Haass talks challenge for NI parties

Ulster TV ( Belfast).Tuesday, 27 August 2013

As local political parties prepare to meet the American diplomat Richard Haass, UTV examines the controversial issues which are on his agenda.

Haass debate

Former US envoy Dr Haass will fly in to Northern Ireland in just over two weeks.

He was chosen by the Executive to lead all-party talks and will be examining issues such as parades, flags and emblems and dealing with the past.

It comes on the back of a contentious marching season and the unrest which followed the removal of the Union Flag from Belfast City Hall in December – a decision which cost millions to police and proved how divisive flags and emblems can be.

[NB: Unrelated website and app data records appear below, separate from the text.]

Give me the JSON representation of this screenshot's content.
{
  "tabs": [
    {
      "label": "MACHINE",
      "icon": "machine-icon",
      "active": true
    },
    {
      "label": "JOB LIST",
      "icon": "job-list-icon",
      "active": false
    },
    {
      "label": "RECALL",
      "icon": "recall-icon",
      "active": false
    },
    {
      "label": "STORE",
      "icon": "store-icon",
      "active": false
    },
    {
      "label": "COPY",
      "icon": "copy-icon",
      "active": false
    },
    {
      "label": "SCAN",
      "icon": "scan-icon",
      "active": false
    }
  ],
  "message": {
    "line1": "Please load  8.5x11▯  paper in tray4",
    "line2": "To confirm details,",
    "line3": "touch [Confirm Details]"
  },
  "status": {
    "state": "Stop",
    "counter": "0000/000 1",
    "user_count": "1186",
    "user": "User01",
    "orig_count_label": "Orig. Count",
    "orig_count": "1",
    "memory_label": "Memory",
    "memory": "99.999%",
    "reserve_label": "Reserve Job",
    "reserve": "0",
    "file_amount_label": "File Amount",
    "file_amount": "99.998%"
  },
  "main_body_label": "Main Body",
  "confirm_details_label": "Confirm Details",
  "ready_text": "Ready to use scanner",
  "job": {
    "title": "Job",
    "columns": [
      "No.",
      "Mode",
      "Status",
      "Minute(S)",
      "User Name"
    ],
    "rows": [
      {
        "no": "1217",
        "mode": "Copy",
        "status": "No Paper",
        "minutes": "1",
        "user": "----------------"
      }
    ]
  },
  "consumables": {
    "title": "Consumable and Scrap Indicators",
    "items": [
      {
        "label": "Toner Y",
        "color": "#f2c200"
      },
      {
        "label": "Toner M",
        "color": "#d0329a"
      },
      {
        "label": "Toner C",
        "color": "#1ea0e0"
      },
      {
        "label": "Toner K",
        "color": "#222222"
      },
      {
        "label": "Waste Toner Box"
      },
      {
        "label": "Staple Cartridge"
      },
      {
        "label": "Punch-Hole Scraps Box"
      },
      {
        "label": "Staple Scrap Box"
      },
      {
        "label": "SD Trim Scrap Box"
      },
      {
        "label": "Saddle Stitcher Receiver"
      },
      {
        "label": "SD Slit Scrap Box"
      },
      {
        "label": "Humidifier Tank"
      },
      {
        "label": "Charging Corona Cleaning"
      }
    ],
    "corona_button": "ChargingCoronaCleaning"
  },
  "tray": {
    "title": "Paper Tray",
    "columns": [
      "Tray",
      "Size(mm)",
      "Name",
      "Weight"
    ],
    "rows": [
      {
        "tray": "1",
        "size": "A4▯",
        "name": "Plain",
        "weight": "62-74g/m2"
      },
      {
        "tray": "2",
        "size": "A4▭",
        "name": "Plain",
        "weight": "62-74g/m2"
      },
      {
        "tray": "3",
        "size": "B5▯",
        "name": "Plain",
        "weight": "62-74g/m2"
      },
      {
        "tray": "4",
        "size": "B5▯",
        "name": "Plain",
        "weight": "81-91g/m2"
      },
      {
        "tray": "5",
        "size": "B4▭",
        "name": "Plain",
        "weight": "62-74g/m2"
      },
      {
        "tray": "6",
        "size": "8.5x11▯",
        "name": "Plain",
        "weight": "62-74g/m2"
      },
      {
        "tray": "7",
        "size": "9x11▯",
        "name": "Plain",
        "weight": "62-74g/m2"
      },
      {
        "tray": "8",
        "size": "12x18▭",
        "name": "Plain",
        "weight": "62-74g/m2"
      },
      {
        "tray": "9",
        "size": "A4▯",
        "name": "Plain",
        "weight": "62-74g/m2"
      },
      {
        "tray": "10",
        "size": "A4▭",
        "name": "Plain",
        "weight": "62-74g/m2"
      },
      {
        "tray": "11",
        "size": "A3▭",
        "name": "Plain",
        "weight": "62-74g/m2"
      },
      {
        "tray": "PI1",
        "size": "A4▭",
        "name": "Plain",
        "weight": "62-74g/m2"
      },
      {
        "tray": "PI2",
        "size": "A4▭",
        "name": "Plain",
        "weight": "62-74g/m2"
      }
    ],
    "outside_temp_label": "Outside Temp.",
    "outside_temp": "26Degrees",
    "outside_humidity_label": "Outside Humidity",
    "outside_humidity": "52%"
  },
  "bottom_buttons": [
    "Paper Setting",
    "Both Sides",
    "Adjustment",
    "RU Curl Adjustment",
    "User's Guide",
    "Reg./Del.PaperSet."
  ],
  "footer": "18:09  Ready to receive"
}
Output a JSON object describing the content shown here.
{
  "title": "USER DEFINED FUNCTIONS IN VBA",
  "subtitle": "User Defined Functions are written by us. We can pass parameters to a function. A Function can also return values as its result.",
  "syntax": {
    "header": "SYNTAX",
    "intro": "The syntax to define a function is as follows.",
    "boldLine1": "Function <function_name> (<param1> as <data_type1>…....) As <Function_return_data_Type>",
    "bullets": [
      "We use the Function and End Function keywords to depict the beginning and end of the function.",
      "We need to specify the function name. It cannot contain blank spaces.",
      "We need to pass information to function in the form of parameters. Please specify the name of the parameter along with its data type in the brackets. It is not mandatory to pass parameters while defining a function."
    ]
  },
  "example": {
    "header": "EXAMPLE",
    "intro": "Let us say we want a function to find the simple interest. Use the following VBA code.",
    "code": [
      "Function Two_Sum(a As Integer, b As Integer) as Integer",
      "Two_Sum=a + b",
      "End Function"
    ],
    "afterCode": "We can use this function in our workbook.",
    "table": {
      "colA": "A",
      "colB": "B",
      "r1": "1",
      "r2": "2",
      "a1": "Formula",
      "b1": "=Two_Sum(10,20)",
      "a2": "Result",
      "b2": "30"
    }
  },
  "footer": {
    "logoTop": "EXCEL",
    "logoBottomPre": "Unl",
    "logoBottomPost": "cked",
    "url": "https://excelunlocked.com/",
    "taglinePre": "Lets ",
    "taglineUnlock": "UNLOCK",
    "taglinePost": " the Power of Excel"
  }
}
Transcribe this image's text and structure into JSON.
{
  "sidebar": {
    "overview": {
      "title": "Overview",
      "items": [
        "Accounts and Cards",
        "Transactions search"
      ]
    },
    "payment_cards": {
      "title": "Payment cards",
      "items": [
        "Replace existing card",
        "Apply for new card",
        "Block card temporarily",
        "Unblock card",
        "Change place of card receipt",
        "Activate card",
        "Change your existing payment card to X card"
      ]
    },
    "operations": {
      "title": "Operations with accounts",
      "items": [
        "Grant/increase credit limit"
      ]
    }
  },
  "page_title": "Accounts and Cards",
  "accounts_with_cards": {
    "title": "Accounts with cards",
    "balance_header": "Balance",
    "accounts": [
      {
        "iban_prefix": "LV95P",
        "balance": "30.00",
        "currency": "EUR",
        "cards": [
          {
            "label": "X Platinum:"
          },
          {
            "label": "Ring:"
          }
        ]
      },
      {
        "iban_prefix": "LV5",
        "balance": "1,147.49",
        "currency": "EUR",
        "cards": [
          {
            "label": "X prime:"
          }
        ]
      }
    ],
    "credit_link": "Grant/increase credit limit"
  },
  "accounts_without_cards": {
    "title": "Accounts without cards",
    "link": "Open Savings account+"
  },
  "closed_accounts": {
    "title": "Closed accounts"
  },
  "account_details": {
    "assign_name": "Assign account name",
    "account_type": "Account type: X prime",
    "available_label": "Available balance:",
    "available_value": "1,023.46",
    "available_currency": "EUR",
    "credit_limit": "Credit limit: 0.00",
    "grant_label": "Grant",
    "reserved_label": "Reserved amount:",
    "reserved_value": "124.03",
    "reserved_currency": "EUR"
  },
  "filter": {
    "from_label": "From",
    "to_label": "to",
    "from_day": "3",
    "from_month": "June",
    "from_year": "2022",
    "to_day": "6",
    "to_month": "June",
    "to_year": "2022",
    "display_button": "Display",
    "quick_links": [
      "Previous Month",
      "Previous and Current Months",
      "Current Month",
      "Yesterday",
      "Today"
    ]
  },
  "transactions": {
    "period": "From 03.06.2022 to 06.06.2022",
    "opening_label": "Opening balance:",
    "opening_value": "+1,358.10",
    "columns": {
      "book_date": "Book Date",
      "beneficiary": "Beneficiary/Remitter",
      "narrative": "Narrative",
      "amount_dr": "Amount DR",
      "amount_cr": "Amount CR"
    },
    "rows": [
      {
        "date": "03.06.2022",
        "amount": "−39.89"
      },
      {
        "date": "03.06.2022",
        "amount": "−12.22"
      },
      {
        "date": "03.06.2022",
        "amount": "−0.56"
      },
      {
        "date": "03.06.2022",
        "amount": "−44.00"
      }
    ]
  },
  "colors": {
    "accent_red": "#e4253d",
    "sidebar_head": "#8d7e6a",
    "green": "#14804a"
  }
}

Billy Hutchinson, PUP leader, said: “The way the flag came down at City Hall has certainly hardened people’s attitudes and I think it probably damaged good relations in Belfast.

“It probably put it back 10 or 15 years, but people need to recognise that while they do these things and then talk about reconciliation nobody is going to listen to them. Republicans need to recognise that and recognise that there is a British culture and they can’t get rid of it.”

Sinn Féin’s Niall Ó Donnghaile said: “While Belfast City Hall has made some modest progress in terms of reflecting and representing the background and the culture and tradition that I come from it still isn’t enough.

“The place is bedecked with British army, British royals, British imperial history, British flags all over the buildings so the notion I think that there is an attack or an erosion on people’s Britishness in here at City Hall is a falsehood.”

The fallout from the removal of the flag has seen an upsurge of flag displays and symbolism in loyalist areas – and while the daily protests have gone, the anger has not.

It links in with the sense that loyalists are losing – if you take that they have dominated the public space in terms of flags and parades then it is most obvious that it is their displays that are more likely to become restricted

Dr Dominic Bryan

When the Sinn Féin Lord Mayor of Belfast attempted to open a children’s play park in the Woodvale area of the city this month he was assaulted and harangued by a loyalist mob.

It is into this poisonous atmosphere that Richard Haass is hoping to find a solution, but those who have studied the issue say solutions have already been largely identified.

Dr Dominic Bryan said: “It’s quite difficult but I would say a relatively low level form of regulation, similar maybe to those that have done on election posters which all go up on lampposts and have to be taken down.

“Councils are usually the people who are looking at this and I would say some very low regulation, now you want to avoid I think something bureaucratic.”

But with regulation comes the issue of enforcement.

Northern Ireland already has a flags protocol. It has been in place since 2005, and in it the PSNI are the lead agency.

However, policing in a political vacuum can sometimes make the problem worse.

East Belfast MP Naomi Long said: “There needs to be a clear lead agency that deals with the issue that allows people to register to put those emblems up, that ensures that when enforcement comes there is enforcement action taken.

“I think the police and other agencies then need to be willing to step up and play their role but ultimately we need political support for that.”

So finding an answer may not be issue – enforcing it could be the problem.

Political commentator Brian Feeney said: “If you don’t have legislation and it’s not illegal, there’s nothing to stop local people, local UDA or UVF – who are rivals in many parts of Belfast in particular – sticking up flags to prove it’s their area. You’ve got to have some way to deal with that and it means the police being able to arrest them.”

The issue of flags and emblems raises many difficult questions for our politicians.

However if they are unable to find the answers – or stand by them in the face of any future dispute – Richard Haass may find his task impossible.